How much power are your farm implements using and how can you make them more efficient? These are among the questions being addressed by Santosh Piitla, an assistant professor of advanced machinery systems in the University of Nebraska Department of Biological Systems Engineering. Pitla is developing software to analyze key data from a tractor's multiple computers. Eventually the data will lead to "real-time," in-the-cab feedback to help operators manage field equipment more efficiently.
Nebraska Extension's new Agricultural Water Management Guide, an online, interactive resource, offers information, videos, and illustrations about various types of irrigation, their advantages and disadvantages, technologies and strategies.
Get to know Laura Thompson, a cropping systems and ag technologies extension educator in the Eastern Nebraska Research and Extension District. She and extension educator Keith Glewen co-coordinate the Nebraska On-Farm Research Network (NOFRN). “I enjoy being able to work directly with farmers on issues that are important to their farming operation in terms of profitability and long-term viability, helping them gather data to critically evaluate products or practices and produce their own relevant, science-based information.”
Getting rid of gray discoloring in foods such as fresh noodles, breads, and refrigerated biscuits is now possible, thanks to a new white hard wheat breeding line developed by USDA scientists in Lincoln.
What should I be scouting for in my soybeans today? In two weeks? What cultural practices might affect disease development? SoyCal, a new online tool from UNL, offers timely pest management information, recommended tasks, and UNL research results to help you tackle Nebraska’s primary soybean pests. Developed by University of Nebraska-Lincoln doctoral student Josh Miller with financial support from the Nebraska Soybean Board, the Soybean Management Calendar is now available at CropWatch.unl.edu/SoyCal.

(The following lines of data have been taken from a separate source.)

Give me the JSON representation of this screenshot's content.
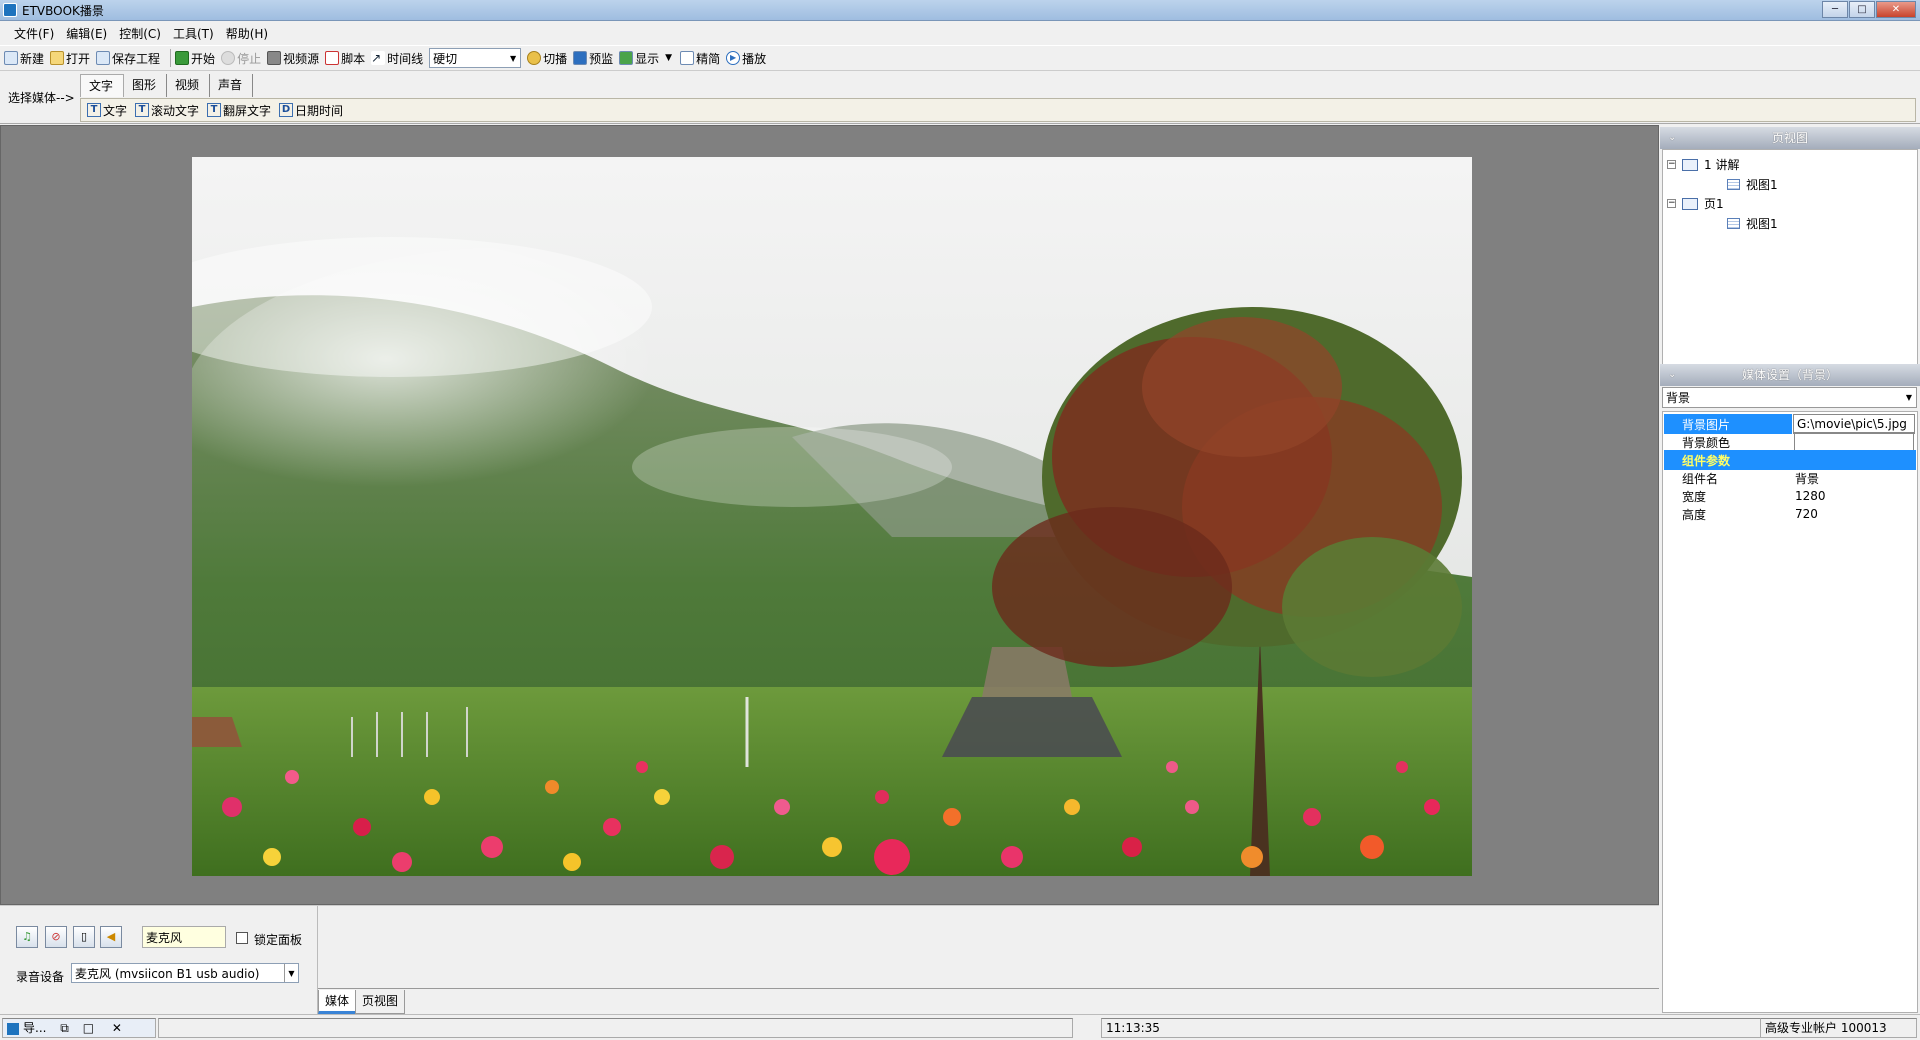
{
  "window": {
    "title": "ETVBOOK播景"
  },
  "menu": [
    "文件(F)",
    "编辑(E)",
    "控制(C)",
    "工具(T)",
    "帮助(H)"
  ],
  "toolbar": {
    "new": "新建",
    "open": "打开",
    "save": "保存工程",
    "start": "开始",
    "stop": "停止",
    "video_source": "视频源",
    "script": "脚本",
    "timeline": "时间线",
    "transition": "硬切",
    "switch": "切播",
    "preview": "预监",
    "display": "显示",
    "simple": "精简",
    "play": "播放"
  },
  "media": {
    "select_label": "选择媒体-->",
    "tabs": [
      "文字",
      "图形",
      "视频",
      "声音"
    ],
    "text_tools": [
      "文字",
      "滚动文字",
      "翻屏文字",
      "日期时间"
    ]
  },
  "page_view": {
    "header": "页视图",
    "tree": [
      {
        "label": "1 讲解",
        "children": [
          "视图1"
        ]
      },
      {
        "label": "页1",
        "children": [
          "视图1"
        ]
      }
    ]
  },
  "media_settings": {
    "header": "媒体设置（背景）",
    "selected": "背景",
    "props": {
      "bg_image_key": "背景图片",
      "bg_image_val": "G:\\movie\\pic\\5.jpg",
      "bg_color_key": "背景颜色",
      "group": "组件参数",
      "name_key": "组件名",
      "name_val": "背景",
      "width_key": "宽度",
      "width_val": "1280",
      "height_key": "高度",
      "height_val": "720"
    }
  },
  "audio": {
    "input_value": "麦克风",
    "lock_label": "锁定面板",
    "device_label": "录音设备",
    "device_value": "麦克风 (mvsiicon B1 usb audio)"
  },
  "bottom_tabs": [
    "媒体",
    "页视图"
  ],
  "status": {
    "nav": "导...",
    "time": "11:13:35",
    "account": "高级专业帐户 100013"
  },
  "colors": {
    "selection": "#1e90ff",
    "highlight_text": "#ffff66"
  }
}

The challenges of studying integrated crop production systems sparked an interest in Chris Proctorthat led him to expand his career focus in weed science from turf to global agriculture and food production.